* Required work *
Examine each line of the data. Copy the line if it includes the word "swap".

* The records *
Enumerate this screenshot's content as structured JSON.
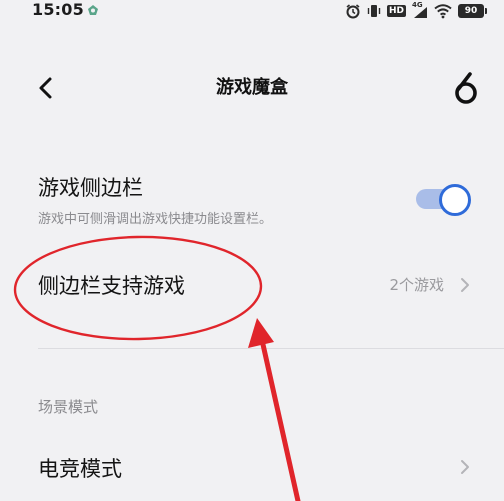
{
  "status_bar": {
    "time": "15:05",
    "hd_label": "HD",
    "network_label": "4G",
    "battery_level": "90"
  },
  "header": {
    "title": "游戏魔盒"
  },
  "settings": {
    "game_sidebar": {
      "title": "游戏侧边栏",
      "subtitle": "游戏中可侧滑调出游戏快捷功能设置栏。",
      "enabled": true
    },
    "sidebar_supported_games": {
      "title": "侧边栏支持游戏",
      "value": "2个游戏"
    },
    "scene_mode_section": {
      "label": "场景模式"
    },
    "esports_mode": {
      "title": "电竞模式"
    }
  },
  "colors": {
    "toggle_on": "#2f6bd9",
    "toggle_track": "#a9bde8",
    "annotation": "#e0252b"
  }
}
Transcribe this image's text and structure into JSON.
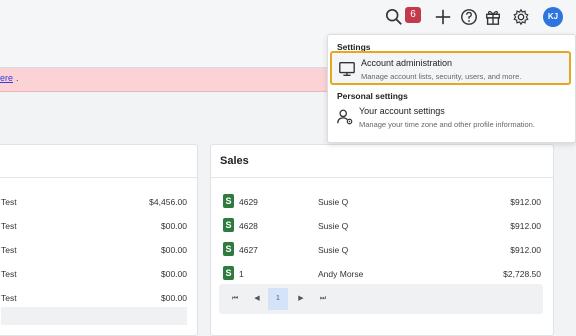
{
  "header": {
    "notification_count": "6",
    "avatar_initials": "KJ",
    "icons": [
      "search-icon",
      "plus-icon",
      "help-icon",
      "gift-icon",
      "gear-icon"
    ]
  },
  "notice": {
    "link_text": "ere"
  },
  "left_card": {
    "rows": [
      {
        "name": "Test",
        "amount": "$4,456.00"
      },
      {
        "name": "Test",
        "amount": "$00.00"
      },
      {
        "name": "Test",
        "amount": "$00.00"
      },
      {
        "name": "Test",
        "amount": "$00.00"
      },
      {
        "name": "Test",
        "amount": "$00.00"
      }
    ]
  },
  "sales": {
    "title": "Sales",
    "rows": [
      {
        "icon": "S",
        "number": "4629",
        "customer": "Susie Q",
        "amount": "$912.00"
      },
      {
        "icon": "S",
        "number": "4628",
        "customer": "Susie Q",
        "amount": "$912.00"
      },
      {
        "icon": "S",
        "number": "4627",
        "customer": "Susie Q",
        "amount": "$912.00"
      },
      {
        "icon": "S",
        "number": "1",
        "customer": "Andy Morse",
        "amount": "$2,728.50"
      }
    ],
    "pager": {
      "first": "⏮",
      "prev": "◀",
      "page": "1",
      "next": "▶",
      "last": "⏭"
    }
  },
  "settings_menu": {
    "section_settings": "Settings",
    "account_admin": {
      "title": "Account administration",
      "description": "Manage account lists, security, users, and more."
    },
    "section_personal": "Personal settings",
    "your_account": {
      "title": "Your account settings",
      "description": "Manage your time zone and other profile information."
    }
  },
  "colors": {
    "badge": "#c43a4d",
    "avatar": "#2c74de",
    "notice_bg": "#fbd3d6",
    "selected_outline": "#e5a620",
    "sale_icon": "#2f7a3e"
  }
}
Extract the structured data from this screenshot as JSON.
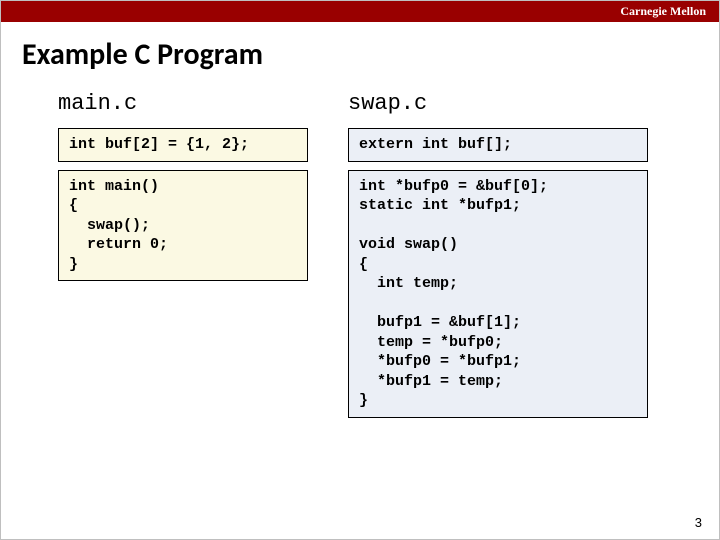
{
  "header": {
    "brand": "Carnegie Mellon"
  },
  "title": "Example C Program",
  "left": {
    "filename": "main.c",
    "code_decl": "int buf[2] = {1, 2};",
    "code_main": "int main()\n{\n  swap();\n  return 0;\n}"
  },
  "right": {
    "filename": "swap.c",
    "code_extern": "extern int buf[];",
    "code_swap": "int *bufp0 = &buf[0];\nstatic int *bufp1;\n\nvoid swap()\n{\n  int temp;\n\n  bufp1 = &buf[1];\n  temp = *bufp0;\n  *bufp0 = *bufp1;\n  *bufp1 = temp;\n}"
  },
  "page_number": "3"
}
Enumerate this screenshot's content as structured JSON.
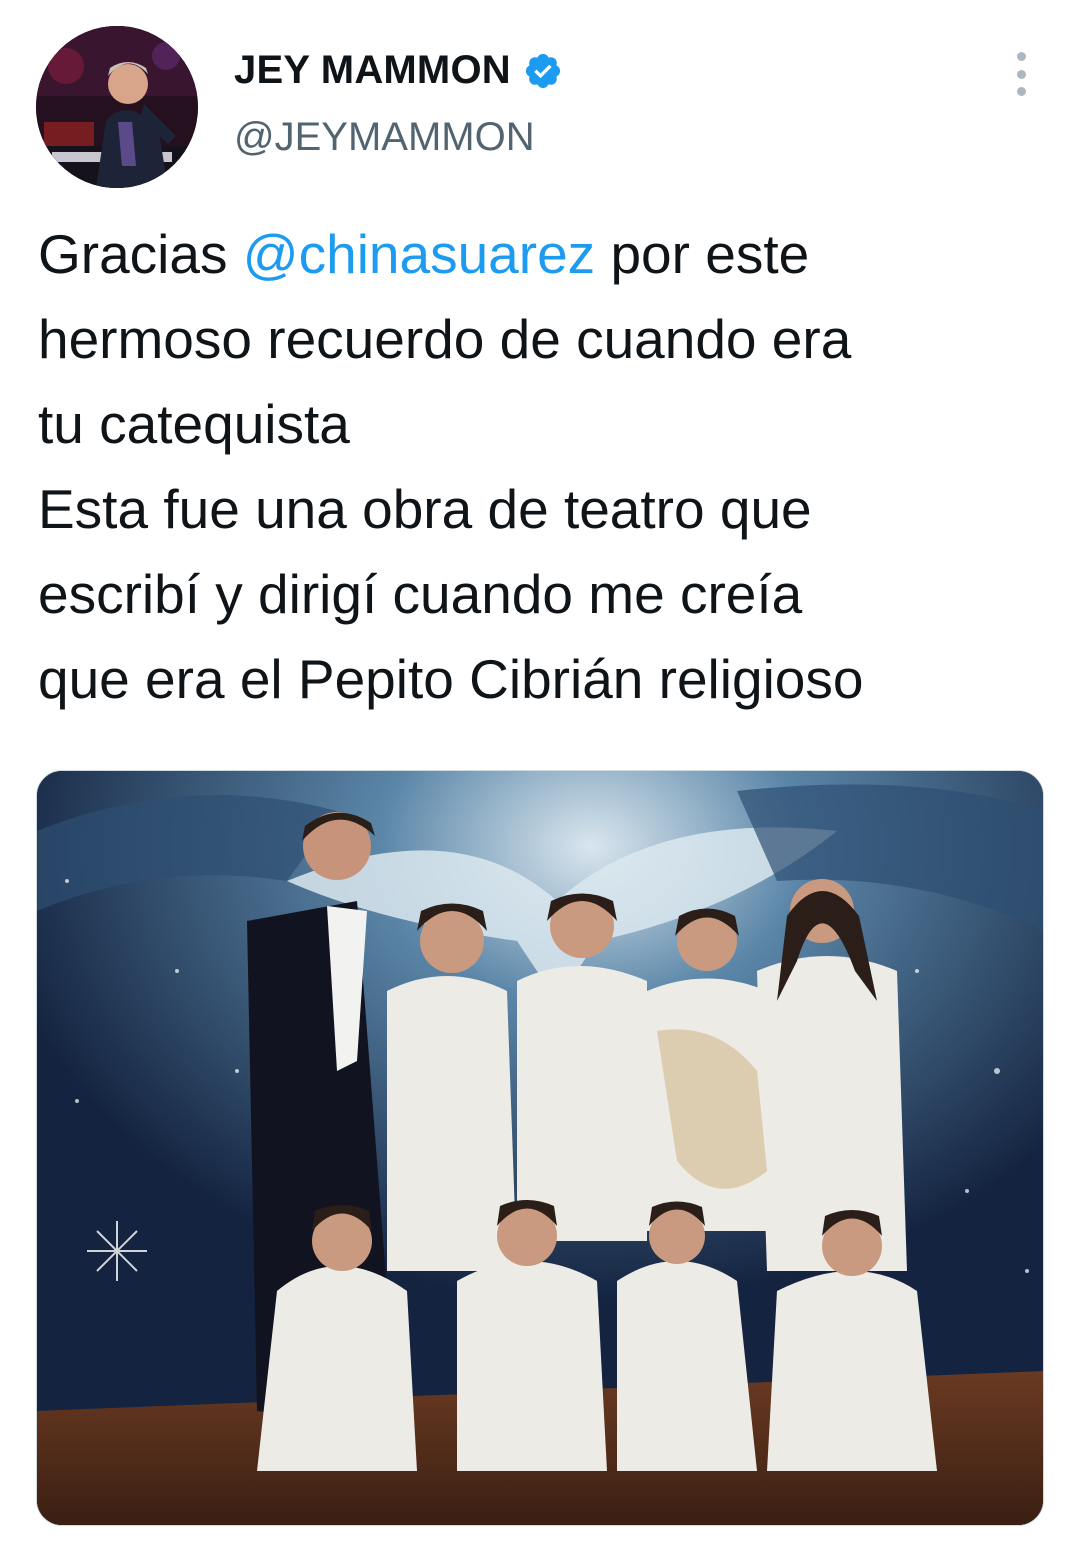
{
  "tweet": {
    "author": {
      "display_name": "JEY MAMMON",
      "handle": "@JEYMAMMON",
      "verified": true,
      "avatar_icon": "profile-photo-pianist"
    },
    "more_icon": "vertical-ellipsis-icon",
    "text": {
      "line1_before": "Gracias ",
      "mention": "@chinasuarez",
      "line1_after": " por este",
      "line2": "hermoso recuerdo de cuando era",
      "line3": "tu catequista",
      "line4": "Esta fue una obra de teatro que",
      "line5": "escribí y dirigí cuando me creía",
      "line6": "que era el Pepito Cibrián religioso"
    },
    "media": {
      "kind": "photo"
    }
  },
  "colors": {
    "link": "#1d9bf0",
    "verified_badge": "#1d9bf0",
    "secondary_text": "#536471",
    "primary_text": "#0f1419"
  }
}
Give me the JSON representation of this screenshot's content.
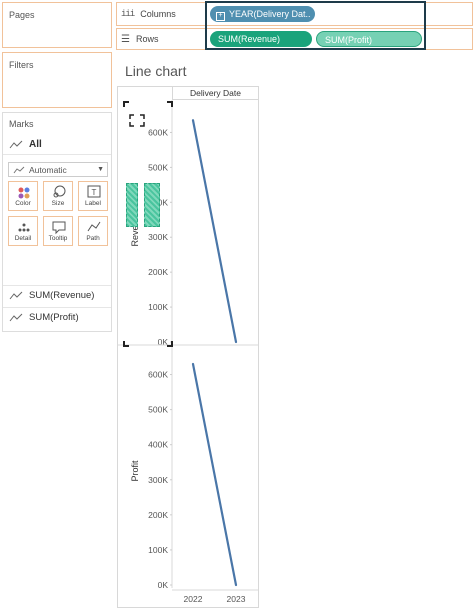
{
  "left_panel": {
    "pages_title": "Pages",
    "filters_title": "Filters",
    "marks_title": "Marks",
    "all_label": "All",
    "mark_type": "Automatic",
    "mark_buttons": [
      {
        "label": "Color",
        "icon": "color-dots-icon"
      },
      {
        "label": "Size",
        "icon": "size-icon"
      },
      {
        "label": "Label",
        "icon": "label-icon"
      },
      {
        "label": "Detail",
        "icon": "detail-icon"
      },
      {
        "label": "Tooltip",
        "icon": "tooltip-icon"
      },
      {
        "label": "Path",
        "icon": "path-icon"
      }
    ],
    "measures": [
      "SUM(Revenue)",
      "SUM(Profit)"
    ]
  },
  "shelves": {
    "columns_label": "Columns",
    "rows_label": "Rows",
    "columns_pills": [
      "YEAR(Delivery Dat.."
    ],
    "rows_pills": [
      "SUM(Revenue)",
      "SUM(Profit)"
    ]
  },
  "view": {
    "title": "Line chart",
    "column_header": "Delivery Date"
  },
  "chart_data": [
    {
      "type": "line",
      "x": [
        "2022",
        "2023"
      ],
      "series": [
        {
          "values": [
            635000,
            0
          ]
        }
      ],
      "ylabel": "Revenue",
      "yticks": [
        "0K",
        "100K",
        "200K",
        "300K",
        "400K",
        "500K",
        "600K"
      ],
      "ylim": [
        0,
        650000
      ],
      "color": "#4a76a8"
    },
    {
      "type": "line",
      "x": [
        "2022",
        "2023"
      ],
      "series": [
        {
          "values": [
            630000,
            0
          ]
        }
      ],
      "ylabel": "Profit",
      "yticks": [
        "0K",
        "100K",
        "200K",
        "300K",
        "400K",
        "500K",
        "600K"
      ],
      "ylim": [
        0,
        650000
      ],
      "color": "#4a76a8",
      "xlabels": [
        "2022",
        "2023"
      ]
    }
  ]
}
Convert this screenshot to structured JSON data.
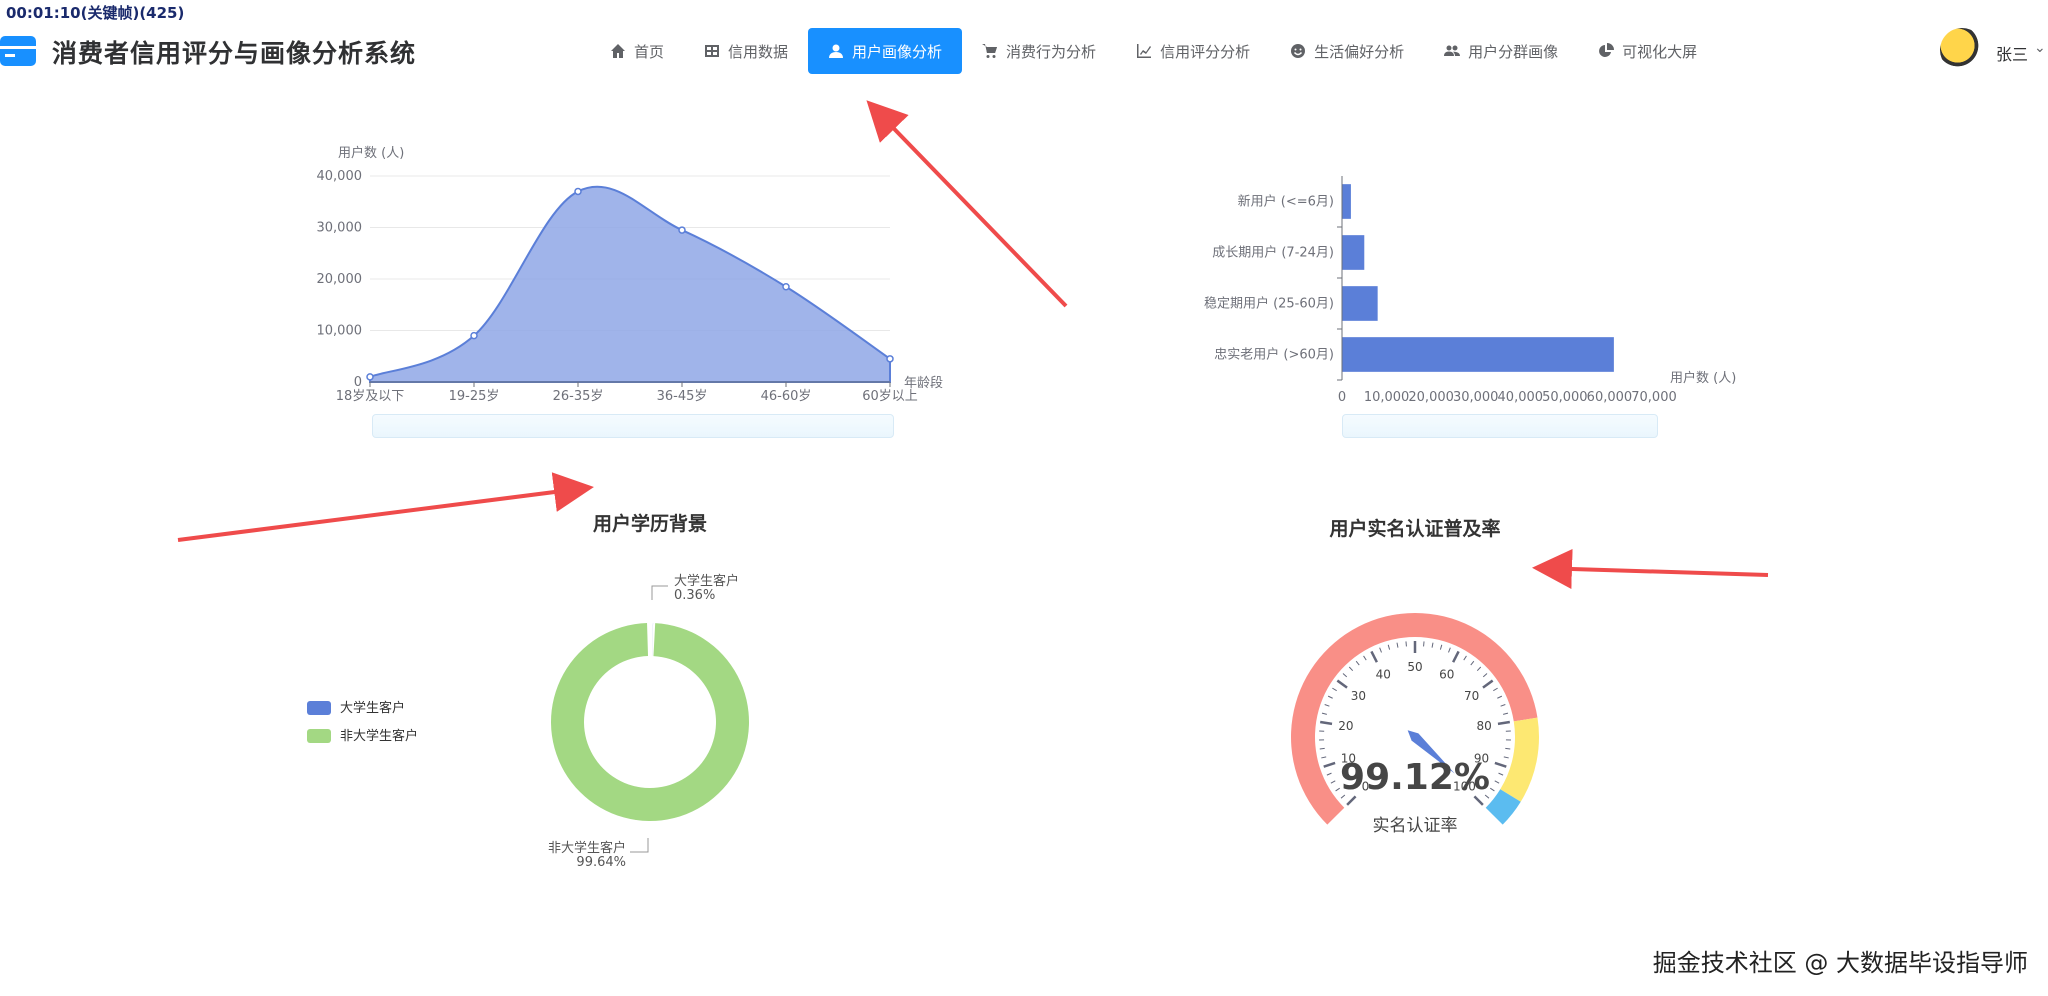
{
  "overlay": {
    "timer": "00:01:10(关键帧)(425)"
  },
  "header": {
    "title": "消费者信用评分与画像分析系统",
    "user_name": "张三",
    "caret": "⌄"
  },
  "nav": [
    {
      "label": "首页",
      "icon": "home-icon"
    },
    {
      "label": "信用数据",
      "icon": "table-icon"
    },
    {
      "label": "用户画像分析",
      "icon": "user-icon",
      "active": true
    },
    {
      "label": "消费行为分析",
      "icon": "cart-icon"
    },
    {
      "label": "信用评分分析",
      "icon": "line-chart-icon"
    },
    {
      "label": "生活偏好分析",
      "icon": "smile-icon"
    },
    {
      "label": "用户分群画像",
      "icon": "users-icon"
    },
    {
      "label": "可视化大屏",
      "icon": "pie-icon"
    }
  ],
  "colors": {
    "accent": "#1890ff",
    "blue": "#5b7fd8",
    "green": "#a3d883",
    "gauge_red": "#f98f87",
    "gauge_yellow": "#fde872",
    "gauge_blue": "#5bbcf0"
  },
  "watermark": "掘金技术社区 @ 大数据毕设指导师",
  "chart_data": [
    {
      "type": "area",
      "title": "",
      "ylabel": "用户数 (人)",
      "xlabel": "年龄段",
      "categories": [
        "18岁及以下",
        "19-25岁",
        "26-35岁",
        "36-45岁",
        "46-60岁",
        "60岁以上"
      ],
      "values": [
        1000,
        9000,
        37000,
        29500,
        18500,
        4500
      ],
      "ylim": [
        0,
        40000
      ],
      "yticks": [
        "0",
        "10,000",
        "20,000",
        "30,000",
        "40,000"
      ]
    },
    {
      "type": "bar",
      "orientation": "horizontal",
      "title": "",
      "xlabel": "用户数 (人)",
      "categories": [
        "忠实老用户 (>60月)",
        "稳定期用户 (25-60月)",
        "成长期用户 (7-24月)",
        "新用户 (<=6月)"
      ],
      "values": [
        61000,
        8000,
        5000,
        2000
      ],
      "xlim": [
        0,
        70000
      ],
      "xticks": [
        "0",
        "10,000",
        "20,000",
        "30,000",
        "40,000",
        "50,000",
        "60,000",
        "70,000"
      ]
    },
    {
      "type": "pie",
      "title": "用户学历背景",
      "legend": [
        "大学生客户",
        "非大学生客户"
      ],
      "slices": [
        {
          "name": "大学生客户",
          "pct_label": "0.36%",
          "value": 0.36
        },
        {
          "name": "非大学生客户",
          "pct_label": "99.64%",
          "value": 99.64
        }
      ]
    },
    {
      "type": "gauge",
      "title": "用户实名认证普及率",
      "value": 99.12,
      "value_label": "99.12%",
      "detail_label": "实名认证率",
      "ticks": [
        "0",
        "10",
        "20",
        "30",
        "40",
        "50",
        "60",
        "70",
        "80",
        "90",
        "100"
      ]
    }
  ]
}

* Output of the exercise *
    "code_main": "int main()\n{\n  swap();\n  return 0;\n}"
    "filename": "swap.c",
    "code_swap": "int *bufp0 = &buf[0];\nstatic int *bufp1;\n\nvoid swap()\n{\n  int temp;\n\n  bufp1 = &buf[1];\n  temp = *bufp0;\n  *bufp0 = *bufp1;\n  *bufp1 = temp;\n}"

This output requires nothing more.